### WHAT IS BEING ASKED:
Copy out, precisely as given, the lines from the line with "Decode this image" to the end of the entries that follow.
══════════
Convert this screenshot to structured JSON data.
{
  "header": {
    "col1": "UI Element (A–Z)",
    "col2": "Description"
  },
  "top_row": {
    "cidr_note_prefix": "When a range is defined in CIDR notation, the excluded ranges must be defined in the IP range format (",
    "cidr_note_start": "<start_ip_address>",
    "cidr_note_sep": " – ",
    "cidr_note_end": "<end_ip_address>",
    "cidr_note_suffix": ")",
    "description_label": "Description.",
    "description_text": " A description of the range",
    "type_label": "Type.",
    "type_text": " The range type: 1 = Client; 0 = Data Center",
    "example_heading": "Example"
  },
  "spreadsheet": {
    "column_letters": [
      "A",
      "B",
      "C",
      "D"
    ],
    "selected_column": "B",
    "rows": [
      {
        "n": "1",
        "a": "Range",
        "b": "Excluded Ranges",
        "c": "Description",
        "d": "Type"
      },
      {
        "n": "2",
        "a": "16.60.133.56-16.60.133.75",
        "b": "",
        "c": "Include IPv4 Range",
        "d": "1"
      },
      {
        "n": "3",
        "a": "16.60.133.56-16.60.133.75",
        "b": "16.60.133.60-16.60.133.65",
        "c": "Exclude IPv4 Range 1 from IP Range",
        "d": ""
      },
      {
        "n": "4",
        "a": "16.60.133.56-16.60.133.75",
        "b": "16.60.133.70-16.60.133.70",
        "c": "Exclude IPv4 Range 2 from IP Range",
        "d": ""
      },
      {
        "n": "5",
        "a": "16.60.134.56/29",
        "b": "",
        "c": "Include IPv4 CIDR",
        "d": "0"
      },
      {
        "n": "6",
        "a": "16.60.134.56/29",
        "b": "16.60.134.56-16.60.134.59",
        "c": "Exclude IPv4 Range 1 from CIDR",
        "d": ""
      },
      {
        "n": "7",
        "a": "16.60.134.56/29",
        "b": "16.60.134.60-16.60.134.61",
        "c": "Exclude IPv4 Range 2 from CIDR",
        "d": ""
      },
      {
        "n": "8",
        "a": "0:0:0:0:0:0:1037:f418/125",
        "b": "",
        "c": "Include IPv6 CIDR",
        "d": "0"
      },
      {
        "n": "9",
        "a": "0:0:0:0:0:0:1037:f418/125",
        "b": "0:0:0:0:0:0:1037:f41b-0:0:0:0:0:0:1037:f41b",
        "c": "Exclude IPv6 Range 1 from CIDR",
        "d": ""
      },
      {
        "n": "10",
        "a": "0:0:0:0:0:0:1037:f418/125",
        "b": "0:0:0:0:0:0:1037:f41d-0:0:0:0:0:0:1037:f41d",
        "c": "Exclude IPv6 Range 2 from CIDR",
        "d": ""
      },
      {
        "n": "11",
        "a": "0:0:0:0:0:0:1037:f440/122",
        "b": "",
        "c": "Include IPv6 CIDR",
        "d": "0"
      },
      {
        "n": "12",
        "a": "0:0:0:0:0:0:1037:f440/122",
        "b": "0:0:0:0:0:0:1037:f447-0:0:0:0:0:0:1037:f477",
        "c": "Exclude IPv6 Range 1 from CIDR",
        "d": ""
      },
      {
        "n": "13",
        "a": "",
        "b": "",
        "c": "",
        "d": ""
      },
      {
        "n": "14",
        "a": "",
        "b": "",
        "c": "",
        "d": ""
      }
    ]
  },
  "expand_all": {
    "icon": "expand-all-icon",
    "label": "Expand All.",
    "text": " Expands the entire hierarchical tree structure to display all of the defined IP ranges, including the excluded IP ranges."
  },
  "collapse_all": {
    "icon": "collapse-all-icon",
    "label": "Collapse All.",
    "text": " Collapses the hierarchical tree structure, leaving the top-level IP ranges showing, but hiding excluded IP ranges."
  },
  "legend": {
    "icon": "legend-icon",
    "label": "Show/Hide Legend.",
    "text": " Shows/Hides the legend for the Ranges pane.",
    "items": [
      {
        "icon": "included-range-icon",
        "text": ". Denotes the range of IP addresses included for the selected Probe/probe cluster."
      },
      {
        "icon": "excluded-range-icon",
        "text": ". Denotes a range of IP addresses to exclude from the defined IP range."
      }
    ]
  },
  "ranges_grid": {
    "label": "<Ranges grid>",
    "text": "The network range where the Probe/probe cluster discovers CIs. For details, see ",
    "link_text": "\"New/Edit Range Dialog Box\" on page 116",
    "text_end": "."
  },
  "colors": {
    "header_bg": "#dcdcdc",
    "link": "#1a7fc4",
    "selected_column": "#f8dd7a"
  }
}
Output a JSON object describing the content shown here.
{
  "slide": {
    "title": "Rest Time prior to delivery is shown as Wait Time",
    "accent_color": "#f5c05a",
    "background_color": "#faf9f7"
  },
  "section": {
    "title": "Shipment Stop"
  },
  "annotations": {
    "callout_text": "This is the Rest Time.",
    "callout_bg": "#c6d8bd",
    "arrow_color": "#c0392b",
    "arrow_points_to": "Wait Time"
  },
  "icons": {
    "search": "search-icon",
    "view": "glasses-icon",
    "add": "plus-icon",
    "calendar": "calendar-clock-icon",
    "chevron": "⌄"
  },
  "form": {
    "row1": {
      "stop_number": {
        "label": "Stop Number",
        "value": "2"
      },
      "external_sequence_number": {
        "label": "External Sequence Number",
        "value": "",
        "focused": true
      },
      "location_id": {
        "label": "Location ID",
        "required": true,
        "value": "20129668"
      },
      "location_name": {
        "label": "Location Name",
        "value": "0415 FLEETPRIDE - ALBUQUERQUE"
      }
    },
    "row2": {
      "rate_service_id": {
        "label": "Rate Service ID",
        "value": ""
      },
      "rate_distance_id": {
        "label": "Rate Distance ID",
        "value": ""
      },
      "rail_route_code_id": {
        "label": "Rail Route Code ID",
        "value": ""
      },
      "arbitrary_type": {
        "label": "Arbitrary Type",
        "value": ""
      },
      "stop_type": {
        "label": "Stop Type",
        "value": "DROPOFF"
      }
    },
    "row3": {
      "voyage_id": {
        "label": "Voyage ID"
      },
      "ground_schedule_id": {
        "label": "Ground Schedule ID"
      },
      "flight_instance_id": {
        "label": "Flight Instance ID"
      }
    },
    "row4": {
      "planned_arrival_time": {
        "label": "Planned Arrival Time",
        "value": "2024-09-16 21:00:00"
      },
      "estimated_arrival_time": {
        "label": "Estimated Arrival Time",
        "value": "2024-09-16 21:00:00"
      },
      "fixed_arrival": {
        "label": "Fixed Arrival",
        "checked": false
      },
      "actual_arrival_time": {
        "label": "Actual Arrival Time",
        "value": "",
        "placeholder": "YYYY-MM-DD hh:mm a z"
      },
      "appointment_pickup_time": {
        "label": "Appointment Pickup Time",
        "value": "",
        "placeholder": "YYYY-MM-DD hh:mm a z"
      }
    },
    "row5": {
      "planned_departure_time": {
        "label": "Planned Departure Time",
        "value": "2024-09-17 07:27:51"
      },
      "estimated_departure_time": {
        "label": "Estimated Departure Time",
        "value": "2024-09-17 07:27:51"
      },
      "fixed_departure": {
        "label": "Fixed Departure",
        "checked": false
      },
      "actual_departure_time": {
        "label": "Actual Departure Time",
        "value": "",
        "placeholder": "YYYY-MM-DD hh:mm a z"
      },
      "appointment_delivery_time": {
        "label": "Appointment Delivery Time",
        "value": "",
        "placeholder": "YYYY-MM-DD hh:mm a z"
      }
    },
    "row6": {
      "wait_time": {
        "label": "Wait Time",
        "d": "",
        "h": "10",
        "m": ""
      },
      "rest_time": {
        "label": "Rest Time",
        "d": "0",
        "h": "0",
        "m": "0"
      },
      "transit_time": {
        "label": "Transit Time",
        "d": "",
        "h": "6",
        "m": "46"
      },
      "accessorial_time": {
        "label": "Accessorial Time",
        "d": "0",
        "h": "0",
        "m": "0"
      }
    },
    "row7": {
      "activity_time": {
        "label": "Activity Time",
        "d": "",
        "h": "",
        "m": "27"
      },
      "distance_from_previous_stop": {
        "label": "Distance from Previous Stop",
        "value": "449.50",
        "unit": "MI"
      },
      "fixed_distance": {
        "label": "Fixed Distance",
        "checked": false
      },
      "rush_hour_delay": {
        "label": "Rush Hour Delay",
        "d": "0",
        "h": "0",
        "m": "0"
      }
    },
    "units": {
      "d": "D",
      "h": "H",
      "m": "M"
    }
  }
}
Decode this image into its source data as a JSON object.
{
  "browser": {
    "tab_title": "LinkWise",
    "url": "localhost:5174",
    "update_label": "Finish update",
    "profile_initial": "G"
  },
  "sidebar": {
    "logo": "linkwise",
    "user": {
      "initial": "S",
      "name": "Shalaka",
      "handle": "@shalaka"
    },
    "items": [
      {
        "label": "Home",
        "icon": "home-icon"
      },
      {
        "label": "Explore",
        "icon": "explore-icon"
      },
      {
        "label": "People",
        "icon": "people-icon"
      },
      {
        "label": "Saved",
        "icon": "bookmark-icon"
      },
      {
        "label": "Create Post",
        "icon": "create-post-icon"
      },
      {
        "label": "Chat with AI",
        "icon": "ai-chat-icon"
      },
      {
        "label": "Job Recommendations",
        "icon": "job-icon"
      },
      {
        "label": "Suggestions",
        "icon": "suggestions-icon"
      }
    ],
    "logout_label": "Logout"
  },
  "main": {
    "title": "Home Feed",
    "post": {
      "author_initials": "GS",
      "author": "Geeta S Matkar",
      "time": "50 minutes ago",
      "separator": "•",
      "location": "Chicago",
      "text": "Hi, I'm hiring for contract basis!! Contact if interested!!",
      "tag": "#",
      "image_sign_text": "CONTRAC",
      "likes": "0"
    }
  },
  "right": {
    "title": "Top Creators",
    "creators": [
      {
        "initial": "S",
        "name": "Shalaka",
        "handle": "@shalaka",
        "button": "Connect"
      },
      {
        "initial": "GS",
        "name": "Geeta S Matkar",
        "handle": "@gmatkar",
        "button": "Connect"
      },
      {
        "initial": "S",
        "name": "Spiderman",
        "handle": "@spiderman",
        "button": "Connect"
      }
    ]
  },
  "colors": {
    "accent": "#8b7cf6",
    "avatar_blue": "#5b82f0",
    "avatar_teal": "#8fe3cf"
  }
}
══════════
### REPLY:
Decode this image into its source data as a JSON object.
{
  "browser": {
    "tab_title": "LinkWise",
    "url": "localhost:5174",
    "update_label": "Finish update",
    "profile_initial": "G"
  },
  "sidebar": {
    "logo": "linkwise",
    "user": {
      "initial": "S",
      "name": "Shalaka",
      "handle": "@shalaka"
    },
    "items": [
      {
        "label": "Home",
        "icon": "home-icon"
      },
      {
        "label": "Explore",
        "icon": "explore-icon"
      },
      {
        "label": "People",
        "icon": "people-icon"
      },
      {
        "label": "Saved",
        "icon": "bookmark-icon"
      },
      {
        "label": "Create Post",
        "icon": "create-post-icon"
      },
      {
        "label": "Chat with AI",
        "icon": "ai-chat-icon"
      },
      {
        "label": "Job Recommendations",
        "icon": "job-icon"
      },
      {
        "label": "Suggestions",
        "icon": "suggestions-icon"
      }
    ],
    "logout_label": "Logout"
  },
  "main": {
    "title": "Home Feed",
    "post": {
      "author_initials": "GS",
      "author": "Geeta S Matkar",
      "time": "50 minutes ago",
      "separator": "•",
      "location": "Chicago",
      "text": "Hi, I'm hiring for contract basis!! Contact if interested!!",
      "tag": "#",
      "image_sign_text": "CONTRAC",
      "likes": "0"
    }
  },
  "right": {
    "title": "Top Creators",
    "creators": [
      {
        "initial": "S",
        "name": "Shalaka",
        "handle": "@shalaka",
        "button": "Connect"
      },
      {
        "initial": "GS",
        "name": "Geeta S Matkar",
        "handle": "@gmatkar",
        "button": "Connect"
      },
      {
        "initial": "S",
        "name": "Spiderman",
        "handle": "@spiderman",
        "button": "Connect"
      }
    ]
  },
  "colors": {
    "accent": "#8b7cf6",
    "avatar_blue": "#5b82f0",
    "avatar_teal": "#8fe3cf"
  }
}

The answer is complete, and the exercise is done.